The cruise boats are too big to dock at the small town harbour, so you have to leave the Midnatsol via the smaller launch boats. From Geiranger we got a bus that drove us to a viewing platform at the top of the Geirangerfjord.
The view from up there was truly stunning.
We ended the cruise up at Cape North, the northernmost point in Europe. There is a big metal globe that marks the exact point, just on the edge of a cliff overlooking the sea.
The landscape there is truly impressive and it makes you feel small in front of the power of nature.
There are also deers that roam free in the fields next to the Cape North globe, we tried approaching some but without much luck.
The beauty of coming so far in northern Norway is that the days are even longer and if you’re lucky you will be able to see the Midnight Sun.
Being able to sit on the deck of the Midnatsol (which funnily enough means Midnight Sun!) at 11:30pm and watch the sun sink lower towards the sea with a bring orange sky was another highlight of the trip for me.
Kirkenes was the final stop of our cruise. The town is quite small and uneventful, we were there on a Sunday and most of the shops were closed too so there was little to do.
One of the cool things about Kirkenes (in the nerdy eyes of a Geography graduate like me) is that it’s very close to both the Russian and Finnish borders.
If you wanted to you could jump in a car and after a short couple hour drive reach the point where the three borders meet.
Norwegian fjords cruise tips: what to pack
One of the big questions I had before going on my Norwegian fjords cruise was what I should be packing.
I looked at the weather forecast but I found it hard to believe it could really get to 20°C or more, after all I was about to go the furthest North I’d ever been in my life.
For more packing information check out my Iceland summer packing list (different country I know, but similar weather conditions).
Final thoughts on doing a Norway fjords summer cruise
Have you been to Norway?

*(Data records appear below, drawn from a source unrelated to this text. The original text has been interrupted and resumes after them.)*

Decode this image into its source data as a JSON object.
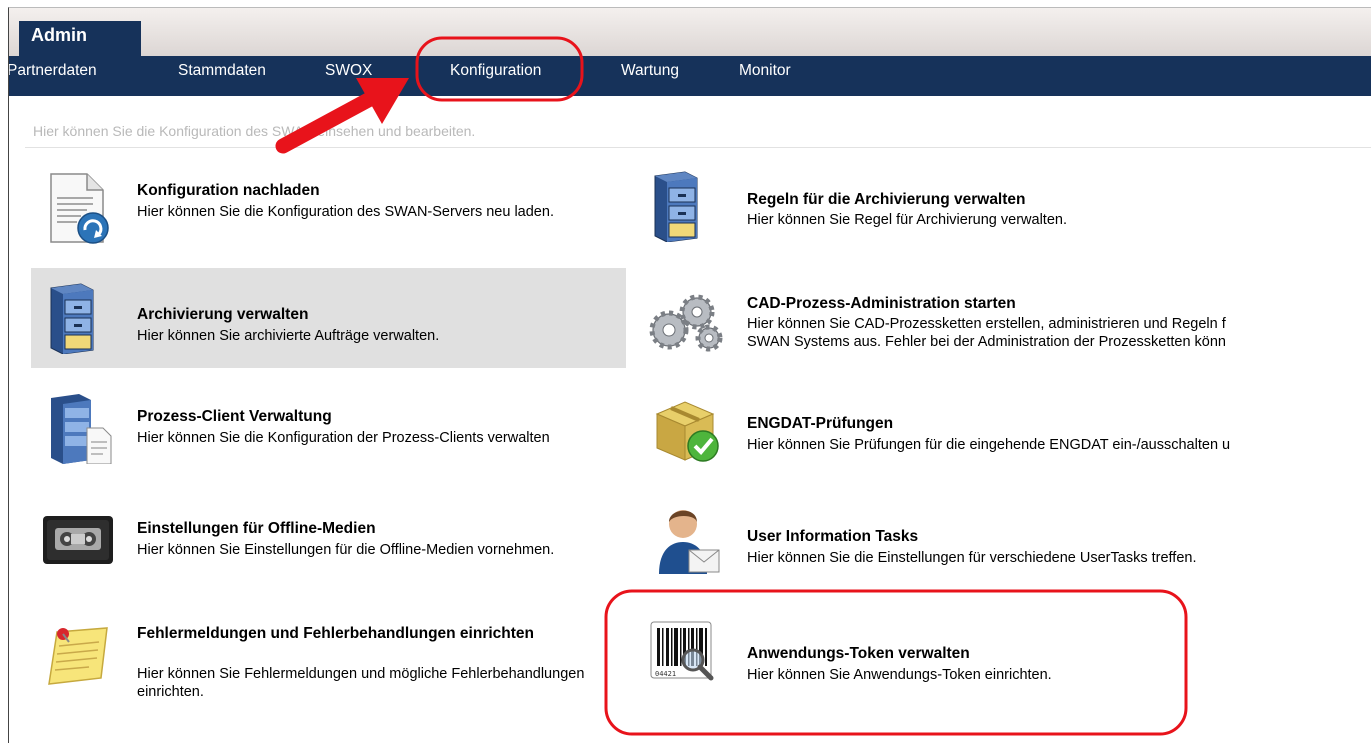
{
  "tabs": {
    "active": "Admin"
  },
  "nav": {
    "items": [
      "Partnerdaten",
      "Stammdaten",
      "SWOX",
      "Konfiguration",
      "Wartung",
      "Monitor"
    ]
  },
  "page": {
    "hint": "Hier können Sie die Konfiguration des SWAN einsehen und bearbeiten."
  },
  "left_items": [
    {
      "title": "Konfiguration nachladen",
      "desc": "Hier können Sie die Konfiguration des SWAN-Servers neu laden.",
      "icon": "document-reload-icon"
    },
    {
      "title": "Archivierung verwalten",
      "desc": "Hier können Sie archivierte Aufträge verwalten.",
      "icon": "archive-cabinet-icon",
      "selected": true
    },
    {
      "title": "Prozess-Client Verwaltung",
      "desc": "Hier können Sie die Konfiguration der Prozess-Clients verwalten",
      "icon": "server-document-icon"
    },
    {
      "title": "Einstellungen für Offline-Medien",
      "desc": "Hier können Sie Einstellungen für die Offline-Medien vornehmen.",
      "icon": "tape-cassette-icon"
    },
    {
      "title": "Fehlermeldungen und Fehlerbehandlungen einrichten",
      "desc": "Hier können Sie Fehlermeldungen und mögliche Fehlerbehandlungen einrichten.",
      "icon": "sticky-note-icon"
    }
  ],
  "right_items": [
    {
      "title": "Regeln für die Archivierung verwalten",
      "desc": "Hier können Sie Regel für Archivierung verwalten.",
      "icon": "archive-cabinet-icon"
    },
    {
      "title": "CAD-Prozess-Administration starten",
      "desc": "Hier können Sie CAD-Prozessketten erstellen, administrieren und Regeln f",
      "desc2": "SWAN Systems aus. Fehler bei der Administration der Prozessketten könn",
      "icon": "gears-icon"
    },
    {
      "title": "ENGDAT-Prüfungen",
      "desc": "Hier können Sie Prüfungen für die eingehende ENGDAT ein-/ausschalten u",
      "icon": "package-check-icon"
    },
    {
      "title": "User Information Tasks",
      "desc": "Hier können Sie die Einstellungen für verschiedene UserTasks treffen.",
      "icon": "user-mail-icon"
    },
    {
      "title": "Anwendungs-Token verwalten",
      "desc": "Hier können Sie Anwendungs-Token einrichten.",
      "icon": "barcode-search-icon",
      "barcode_text": "04421"
    }
  ],
  "colors": {
    "nav_bg": "#16325a",
    "highlight": "#e8131b",
    "selected_bg": "#e0e0e0"
  }
}
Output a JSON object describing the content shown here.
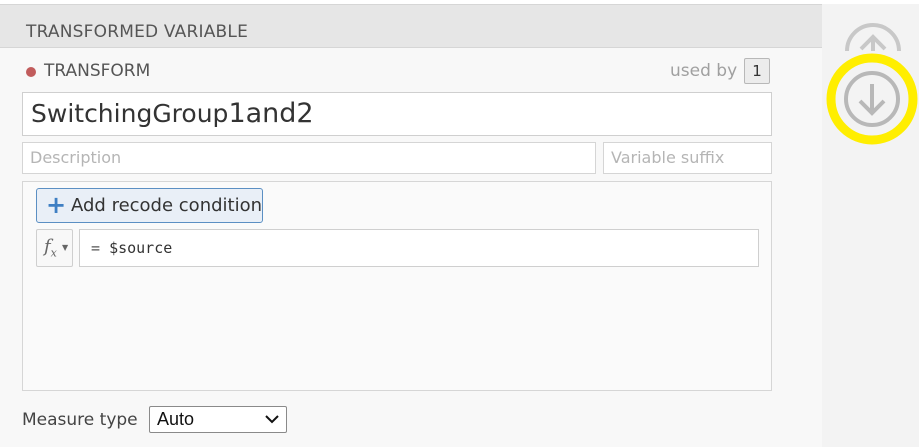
{
  "panel": {
    "title": "TRANSFORMED VARIABLE"
  },
  "transform": {
    "label": "TRANSFORM",
    "status_color": "#c15c5c",
    "used_by_label": "used by",
    "used_by_count": "1",
    "name_base": "SwitchingGroup",
    "name_suffix": "1and2",
    "description_placeholder": "Description",
    "suffix_placeholder": "Variable suffix"
  },
  "recode": {
    "add_button_label": "Add recode condition",
    "add_icon": "plus-icon",
    "fx_icon": "function-icon",
    "formula_eq": "=",
    "formula_value": "$source"
  },
  "measure": {
    "label": "Measure type",
    "selected": "Auto"
  },
  "nav": {
    "up_icon": "arrow-up-circle-icon",
    "down_icon": "arrow-down-circle-icon",
    "highlight_color": "#ffee00"
  }
}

Did you love it as much as me? Let me know in the comments below!
Norway is a beautiful destination; with its stunning nature and landscapes it will leave you breathless. If cruises aren’t your thing, check out these awesome Norway road trip routes!
Especially in summer when the fjords are green and you will have a chance to see the Midnight Sun, it truly is a must-see location.
Cruising the fjords with Hurtigruten will give you the opportunity to see and experience many different parts of Norway in a short period of time.